(image via Pixabay)
Lately, my curiosities have drifted East. I go to the Byzantine Catholic church now, and I’ve visited the beautiful formerly Russian Orthodox church near my house. I want to learn all about Ukraine and Russia and fascinating places like that. I’ve started Russian and Ukrainian lessons on Duolingo. I’m also keen to learn Russian and Ukrainian recipes to serve on special days. Thankfully, Chef Google is here to help.
The only thing I’d know previously about Eastern cuisine was that one of the first sentences in Duolingo’s Russian course was “Eto Koffe ili borscht?” which translates to “Is this coffee or beet soup?” That worried me. I don’t like beets. I was afraid I’d discover that the Russians put beets in their coffee, making it necessary to ask which was which at the morning buffet.

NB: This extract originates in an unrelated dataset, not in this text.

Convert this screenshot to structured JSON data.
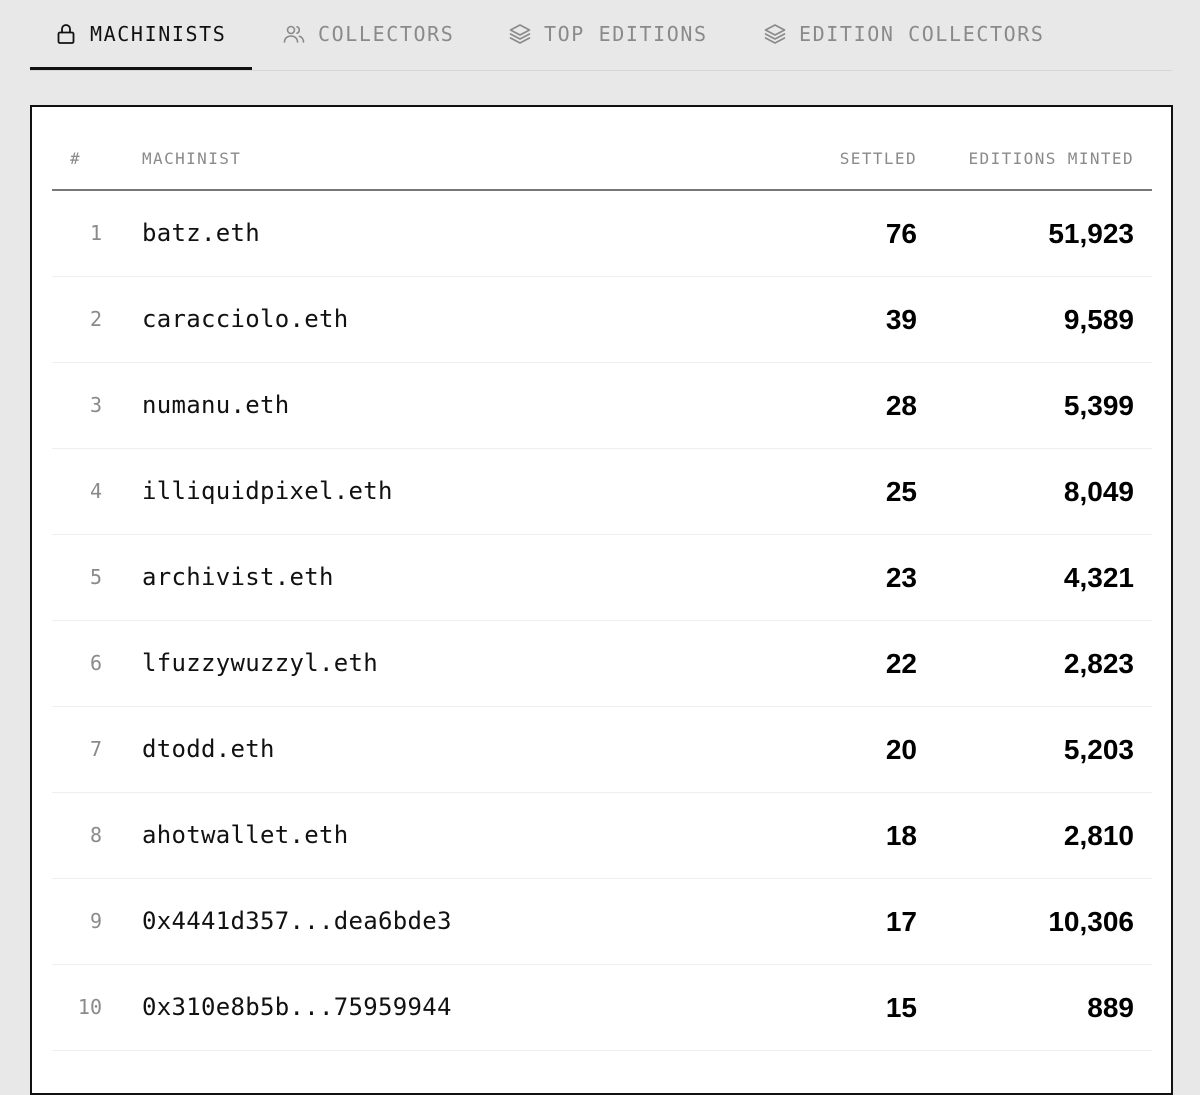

And then I found out that Russians eat bears.
I found a recipe for roast bear on a website so full of beautiful and unusual turns of phrase that it had to be authentically foreign. No one whose first language was English would say “You can’t feed Russian without a Kasha.” Kashas, by the way, are made with “all the possible groats,” but I’m still trying to figure out what a groat is. It’s usually buckwheat, but it seems it needn’t always be. I hope beets aren’t groats. Half of the recipes on the site look delicious– not just the various kashas, but the stroganoffs and the chicken dishes and the hearty soups. I would even eat the beets in some of these soups.
But then there was the bear recipe.
“I feel like if you are cooking bear,” said my friend who grew up on a farm, “The cooking is the easy part and you can wing it. Acquiring bear should have some directions attached.”
“Just be careful where you source the bear from,” said my friend from Alaska. “Bears that eat mostly salmon taste like salmon and are very oily. Bear that eat game and berries taste decent.”
Somehow I don’t think it matters what the Russian bear was eating, considering that the recipe calls for it to be marinated in vinegar, caraway seeds and “pepper peas” for ten hours. The bear could have eaten old tires. Or, you could save time and just marinate some old tires; after ten hours in vinegar and strong spice, no one will know the difference. Old tires would be easier to hunt in the Ohio Valley anyway. There’s a pile of them randomly stacked by the water tower just down the block.
Anyway, you must take 500 grams of “bear flesh,” which, according to Chef Google, is a little over a pound. It doesn’t say whether you should use light or dark meat, so choose your favorite. You must carefully wash the bear flesh and cover it with “pork lard pieces,” because bear meat does not have an abundance of its own fat. Then you marinate your pork and bear in the vinegar marinade for eight to ten hours, “turning regularly,” so I hope you weren’t planning to sleep all night. Maybe this is why the characters in Dostoevsky were always so dour. It wasn’t the vodka or the Russian winters, it was the fact that they’d been up all night marinating bear flesh.
When your bear flesh is marinated, salt it “if needed.” The recipe doesn’t say how you’d know. I don’t think raw bear is something you can nibble a corner of to see if it’s salty enough, but I could be wrong. Put your salted marinated larded bear flesh on a baking sheet, cover with “a little” of the marinade, but how much is none of our business because the recipe doesn’t say. Then drizzle it in melted butter and cook in a “well-heated oven” for two and a half hours. You must baste the bear in its juices “regularly,” so don’t you dare try to catch a nap while it’s cooking. You might want to pop in a frozen dinner, though, to eat while you’re waiting, because a single pound of flesh that’s been roasted for two and a half hours will yield to the tooth like a Russian army boot.
How hot is a well-heated oven, you ask? I have no idea. The recipe doesn’t set an oven temperature. I googled “what is a well-heated oven?” in case it was a culinary term, and Chef Google just gave me ads for buying a new gas range I can’t afford. Perhaps Russian ovens all have a special setting for “bear flesh.”
In any case, I don’t think I’ll be roasting a bear any time soon. Stroganovs and kashas are adventurous enough for me.